» **Material shown**:

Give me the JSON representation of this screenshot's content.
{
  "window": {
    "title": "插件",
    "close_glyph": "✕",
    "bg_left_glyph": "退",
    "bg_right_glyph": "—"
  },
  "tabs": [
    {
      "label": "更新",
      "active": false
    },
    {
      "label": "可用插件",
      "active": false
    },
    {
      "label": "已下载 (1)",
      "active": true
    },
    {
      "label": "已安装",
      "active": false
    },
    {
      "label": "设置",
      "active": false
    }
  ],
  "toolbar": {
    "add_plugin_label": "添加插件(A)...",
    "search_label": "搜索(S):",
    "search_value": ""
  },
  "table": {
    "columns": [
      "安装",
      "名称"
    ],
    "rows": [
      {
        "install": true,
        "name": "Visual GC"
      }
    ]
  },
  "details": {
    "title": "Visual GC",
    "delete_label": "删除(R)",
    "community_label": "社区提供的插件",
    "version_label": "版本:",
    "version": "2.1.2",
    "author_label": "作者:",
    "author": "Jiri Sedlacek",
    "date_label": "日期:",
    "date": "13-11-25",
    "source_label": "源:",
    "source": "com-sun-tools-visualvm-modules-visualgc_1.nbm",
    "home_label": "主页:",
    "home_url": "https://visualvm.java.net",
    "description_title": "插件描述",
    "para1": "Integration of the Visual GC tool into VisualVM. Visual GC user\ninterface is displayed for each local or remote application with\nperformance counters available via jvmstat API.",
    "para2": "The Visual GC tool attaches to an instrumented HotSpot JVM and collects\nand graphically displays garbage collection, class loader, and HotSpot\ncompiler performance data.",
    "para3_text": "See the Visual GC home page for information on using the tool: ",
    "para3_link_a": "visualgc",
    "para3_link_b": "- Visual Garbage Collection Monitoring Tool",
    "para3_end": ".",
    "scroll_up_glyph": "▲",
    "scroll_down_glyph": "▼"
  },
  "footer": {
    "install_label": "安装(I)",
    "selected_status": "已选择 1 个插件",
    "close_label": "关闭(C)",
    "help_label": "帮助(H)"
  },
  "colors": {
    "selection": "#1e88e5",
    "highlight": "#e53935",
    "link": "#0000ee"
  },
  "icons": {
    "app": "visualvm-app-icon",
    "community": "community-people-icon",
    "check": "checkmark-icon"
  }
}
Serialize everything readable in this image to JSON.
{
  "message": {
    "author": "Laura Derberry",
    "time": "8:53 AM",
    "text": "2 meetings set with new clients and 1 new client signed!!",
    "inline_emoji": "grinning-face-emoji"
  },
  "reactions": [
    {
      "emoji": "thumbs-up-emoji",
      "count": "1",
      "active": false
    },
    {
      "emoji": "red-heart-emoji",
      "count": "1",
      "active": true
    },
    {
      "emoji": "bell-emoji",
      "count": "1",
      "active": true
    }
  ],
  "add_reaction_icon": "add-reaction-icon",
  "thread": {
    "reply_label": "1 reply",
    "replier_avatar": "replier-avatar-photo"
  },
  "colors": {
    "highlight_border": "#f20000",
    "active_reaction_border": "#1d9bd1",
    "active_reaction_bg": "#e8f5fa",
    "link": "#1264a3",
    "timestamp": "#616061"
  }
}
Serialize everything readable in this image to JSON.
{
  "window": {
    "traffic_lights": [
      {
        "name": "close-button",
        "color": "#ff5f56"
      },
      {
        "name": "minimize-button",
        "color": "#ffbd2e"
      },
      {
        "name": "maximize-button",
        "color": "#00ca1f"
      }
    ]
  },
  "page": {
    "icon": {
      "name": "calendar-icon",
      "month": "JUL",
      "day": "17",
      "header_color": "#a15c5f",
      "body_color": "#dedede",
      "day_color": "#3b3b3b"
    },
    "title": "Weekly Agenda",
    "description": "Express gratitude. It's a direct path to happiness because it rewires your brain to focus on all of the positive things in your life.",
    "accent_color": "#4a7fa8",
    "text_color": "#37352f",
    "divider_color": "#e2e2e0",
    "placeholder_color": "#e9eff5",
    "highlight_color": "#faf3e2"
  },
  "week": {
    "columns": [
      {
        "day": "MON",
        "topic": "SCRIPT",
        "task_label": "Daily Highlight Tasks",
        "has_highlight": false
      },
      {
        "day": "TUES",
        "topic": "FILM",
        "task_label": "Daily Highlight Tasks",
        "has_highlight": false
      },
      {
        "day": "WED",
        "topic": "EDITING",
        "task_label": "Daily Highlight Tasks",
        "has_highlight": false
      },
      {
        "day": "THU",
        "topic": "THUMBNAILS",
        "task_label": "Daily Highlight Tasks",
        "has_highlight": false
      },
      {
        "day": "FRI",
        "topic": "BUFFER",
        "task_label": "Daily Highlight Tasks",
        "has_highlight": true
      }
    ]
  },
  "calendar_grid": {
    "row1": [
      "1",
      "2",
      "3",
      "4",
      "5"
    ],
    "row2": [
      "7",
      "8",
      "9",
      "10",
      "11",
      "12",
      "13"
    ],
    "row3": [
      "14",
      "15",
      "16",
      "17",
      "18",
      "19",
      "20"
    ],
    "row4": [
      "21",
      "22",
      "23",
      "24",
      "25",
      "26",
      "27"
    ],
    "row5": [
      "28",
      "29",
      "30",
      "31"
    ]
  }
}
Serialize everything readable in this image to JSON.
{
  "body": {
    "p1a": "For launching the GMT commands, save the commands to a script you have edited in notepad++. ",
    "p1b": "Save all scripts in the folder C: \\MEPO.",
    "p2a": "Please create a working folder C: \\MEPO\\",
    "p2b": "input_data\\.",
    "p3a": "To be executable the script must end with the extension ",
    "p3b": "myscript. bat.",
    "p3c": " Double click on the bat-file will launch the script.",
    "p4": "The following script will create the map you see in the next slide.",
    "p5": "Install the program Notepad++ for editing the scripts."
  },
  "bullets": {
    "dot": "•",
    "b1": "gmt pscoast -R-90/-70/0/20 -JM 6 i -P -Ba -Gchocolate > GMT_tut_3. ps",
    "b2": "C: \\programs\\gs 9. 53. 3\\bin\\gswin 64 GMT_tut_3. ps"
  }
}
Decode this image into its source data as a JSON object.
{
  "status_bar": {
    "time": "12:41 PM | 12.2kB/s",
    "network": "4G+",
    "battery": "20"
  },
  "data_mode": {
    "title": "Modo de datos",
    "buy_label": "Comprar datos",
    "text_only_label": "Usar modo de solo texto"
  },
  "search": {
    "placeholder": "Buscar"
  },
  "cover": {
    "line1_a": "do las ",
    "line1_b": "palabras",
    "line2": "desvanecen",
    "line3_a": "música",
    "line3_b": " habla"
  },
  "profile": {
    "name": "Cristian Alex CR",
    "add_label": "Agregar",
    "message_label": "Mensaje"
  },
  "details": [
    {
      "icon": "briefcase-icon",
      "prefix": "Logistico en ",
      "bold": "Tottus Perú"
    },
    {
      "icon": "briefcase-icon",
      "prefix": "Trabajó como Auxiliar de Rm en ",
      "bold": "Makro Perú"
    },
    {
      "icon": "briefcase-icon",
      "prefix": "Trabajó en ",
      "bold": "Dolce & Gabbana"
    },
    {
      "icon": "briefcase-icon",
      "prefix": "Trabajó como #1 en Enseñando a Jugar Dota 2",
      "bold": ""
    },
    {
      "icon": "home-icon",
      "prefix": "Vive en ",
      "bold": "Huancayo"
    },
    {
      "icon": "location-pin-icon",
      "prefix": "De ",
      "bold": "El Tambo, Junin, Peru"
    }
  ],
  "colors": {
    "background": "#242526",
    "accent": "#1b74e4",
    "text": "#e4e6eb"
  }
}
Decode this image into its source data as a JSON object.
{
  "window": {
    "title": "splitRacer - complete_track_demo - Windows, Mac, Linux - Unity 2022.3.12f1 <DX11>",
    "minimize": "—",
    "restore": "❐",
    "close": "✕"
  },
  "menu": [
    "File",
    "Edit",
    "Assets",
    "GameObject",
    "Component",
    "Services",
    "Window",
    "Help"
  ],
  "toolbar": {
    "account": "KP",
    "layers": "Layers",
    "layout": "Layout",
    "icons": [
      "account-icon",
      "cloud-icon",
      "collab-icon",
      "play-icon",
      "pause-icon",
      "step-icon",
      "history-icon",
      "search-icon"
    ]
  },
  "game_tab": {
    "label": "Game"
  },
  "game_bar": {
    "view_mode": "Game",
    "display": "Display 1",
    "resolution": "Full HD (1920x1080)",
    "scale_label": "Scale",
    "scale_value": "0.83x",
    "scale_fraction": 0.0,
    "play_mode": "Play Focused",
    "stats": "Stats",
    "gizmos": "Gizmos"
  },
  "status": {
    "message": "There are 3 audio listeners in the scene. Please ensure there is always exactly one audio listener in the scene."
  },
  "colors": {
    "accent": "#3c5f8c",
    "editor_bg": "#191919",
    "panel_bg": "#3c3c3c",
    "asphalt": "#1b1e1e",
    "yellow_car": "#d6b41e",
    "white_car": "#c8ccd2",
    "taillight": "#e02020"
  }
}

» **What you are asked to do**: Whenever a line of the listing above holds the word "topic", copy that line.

» **Solution**:
        "topic": "SCRIPT",
        "topic": "FILM",
        "topic": "EDITING",
        "topic": "THUMBNAILS",
        "topic": "BUFFER",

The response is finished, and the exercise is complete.